Scan the data for lines with "screenshot" and report the count by itself.

---------- ENTRIES SUPPLIED ----------

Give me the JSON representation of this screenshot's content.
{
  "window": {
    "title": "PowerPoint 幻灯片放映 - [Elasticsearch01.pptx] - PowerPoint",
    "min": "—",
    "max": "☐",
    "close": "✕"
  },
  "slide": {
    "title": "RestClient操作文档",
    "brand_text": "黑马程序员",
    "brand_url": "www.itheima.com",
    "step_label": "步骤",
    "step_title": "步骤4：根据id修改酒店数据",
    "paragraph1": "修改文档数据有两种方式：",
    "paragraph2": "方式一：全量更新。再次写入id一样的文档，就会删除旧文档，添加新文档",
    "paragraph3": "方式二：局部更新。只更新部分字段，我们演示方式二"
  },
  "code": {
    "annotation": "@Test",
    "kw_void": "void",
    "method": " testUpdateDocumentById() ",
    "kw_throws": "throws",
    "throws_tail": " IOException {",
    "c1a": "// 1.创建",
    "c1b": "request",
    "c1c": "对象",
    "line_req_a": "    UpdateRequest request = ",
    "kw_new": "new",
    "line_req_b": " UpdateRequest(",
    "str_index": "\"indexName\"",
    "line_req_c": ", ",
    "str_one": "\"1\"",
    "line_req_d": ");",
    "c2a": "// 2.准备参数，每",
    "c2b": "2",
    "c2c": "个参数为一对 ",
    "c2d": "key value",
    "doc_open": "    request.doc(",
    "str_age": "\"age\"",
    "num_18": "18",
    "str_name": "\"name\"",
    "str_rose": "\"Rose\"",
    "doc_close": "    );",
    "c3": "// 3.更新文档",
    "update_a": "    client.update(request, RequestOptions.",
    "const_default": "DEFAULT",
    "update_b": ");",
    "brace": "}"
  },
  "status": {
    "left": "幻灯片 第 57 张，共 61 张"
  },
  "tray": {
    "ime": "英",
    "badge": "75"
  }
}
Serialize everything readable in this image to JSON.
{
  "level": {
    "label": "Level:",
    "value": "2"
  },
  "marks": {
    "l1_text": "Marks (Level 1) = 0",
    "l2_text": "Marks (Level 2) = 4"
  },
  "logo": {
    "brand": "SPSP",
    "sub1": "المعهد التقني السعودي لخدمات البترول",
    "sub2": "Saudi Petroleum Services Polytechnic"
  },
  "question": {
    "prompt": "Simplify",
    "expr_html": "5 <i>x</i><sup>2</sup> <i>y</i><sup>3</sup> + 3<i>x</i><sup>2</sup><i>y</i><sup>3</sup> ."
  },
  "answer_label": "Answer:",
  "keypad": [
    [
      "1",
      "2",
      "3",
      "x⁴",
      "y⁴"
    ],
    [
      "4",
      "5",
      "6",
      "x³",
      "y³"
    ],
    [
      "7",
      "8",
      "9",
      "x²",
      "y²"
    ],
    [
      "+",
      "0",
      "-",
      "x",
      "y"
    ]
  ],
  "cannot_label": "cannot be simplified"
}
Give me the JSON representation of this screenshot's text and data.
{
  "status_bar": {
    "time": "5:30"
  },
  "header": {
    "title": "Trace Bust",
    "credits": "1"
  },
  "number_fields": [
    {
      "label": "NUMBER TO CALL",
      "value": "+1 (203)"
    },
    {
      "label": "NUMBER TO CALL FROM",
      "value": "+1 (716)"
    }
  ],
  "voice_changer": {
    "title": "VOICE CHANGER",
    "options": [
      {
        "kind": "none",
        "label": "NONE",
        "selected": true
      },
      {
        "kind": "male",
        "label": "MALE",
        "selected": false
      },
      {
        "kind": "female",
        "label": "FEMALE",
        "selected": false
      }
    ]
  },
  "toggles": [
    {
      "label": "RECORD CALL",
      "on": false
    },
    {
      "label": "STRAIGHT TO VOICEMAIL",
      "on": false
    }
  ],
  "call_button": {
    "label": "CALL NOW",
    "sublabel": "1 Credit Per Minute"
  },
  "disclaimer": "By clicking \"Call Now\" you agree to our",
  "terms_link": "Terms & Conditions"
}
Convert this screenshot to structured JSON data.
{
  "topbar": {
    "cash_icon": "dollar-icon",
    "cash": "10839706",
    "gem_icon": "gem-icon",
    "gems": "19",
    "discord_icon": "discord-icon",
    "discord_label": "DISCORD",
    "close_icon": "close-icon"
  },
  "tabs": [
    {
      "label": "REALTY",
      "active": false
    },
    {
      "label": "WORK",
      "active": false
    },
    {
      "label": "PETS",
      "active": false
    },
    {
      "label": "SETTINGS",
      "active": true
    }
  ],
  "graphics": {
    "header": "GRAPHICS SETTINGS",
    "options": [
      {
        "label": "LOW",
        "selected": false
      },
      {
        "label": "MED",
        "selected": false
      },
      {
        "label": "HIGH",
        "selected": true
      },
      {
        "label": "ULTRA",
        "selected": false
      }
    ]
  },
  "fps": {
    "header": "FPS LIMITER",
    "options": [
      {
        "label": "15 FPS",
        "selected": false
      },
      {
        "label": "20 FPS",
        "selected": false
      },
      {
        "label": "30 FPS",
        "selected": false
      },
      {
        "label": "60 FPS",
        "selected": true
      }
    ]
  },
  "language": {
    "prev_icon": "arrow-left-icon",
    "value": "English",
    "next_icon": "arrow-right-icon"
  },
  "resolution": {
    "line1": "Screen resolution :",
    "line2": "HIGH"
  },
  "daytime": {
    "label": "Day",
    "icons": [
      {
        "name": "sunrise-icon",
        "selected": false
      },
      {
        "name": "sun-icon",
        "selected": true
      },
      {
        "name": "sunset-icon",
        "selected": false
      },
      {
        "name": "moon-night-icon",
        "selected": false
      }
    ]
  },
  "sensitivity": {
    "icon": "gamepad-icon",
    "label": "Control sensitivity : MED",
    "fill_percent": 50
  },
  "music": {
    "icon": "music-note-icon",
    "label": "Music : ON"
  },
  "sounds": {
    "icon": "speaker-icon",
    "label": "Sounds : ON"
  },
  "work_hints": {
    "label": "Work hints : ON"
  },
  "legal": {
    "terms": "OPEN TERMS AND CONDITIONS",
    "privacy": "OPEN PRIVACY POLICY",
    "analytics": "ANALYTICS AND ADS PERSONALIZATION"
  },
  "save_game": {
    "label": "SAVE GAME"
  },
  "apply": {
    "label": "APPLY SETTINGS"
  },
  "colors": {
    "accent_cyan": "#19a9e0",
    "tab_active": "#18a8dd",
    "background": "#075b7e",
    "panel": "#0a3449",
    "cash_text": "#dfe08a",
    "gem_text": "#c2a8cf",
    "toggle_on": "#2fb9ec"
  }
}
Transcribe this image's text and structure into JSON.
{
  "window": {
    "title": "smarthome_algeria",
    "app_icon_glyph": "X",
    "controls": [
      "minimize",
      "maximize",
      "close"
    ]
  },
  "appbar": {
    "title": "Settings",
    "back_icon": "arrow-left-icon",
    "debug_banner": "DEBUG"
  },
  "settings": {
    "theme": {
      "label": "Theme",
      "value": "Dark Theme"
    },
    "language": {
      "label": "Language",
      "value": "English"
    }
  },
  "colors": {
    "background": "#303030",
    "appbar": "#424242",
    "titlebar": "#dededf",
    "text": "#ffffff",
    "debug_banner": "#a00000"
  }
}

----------

SOLUTION:
3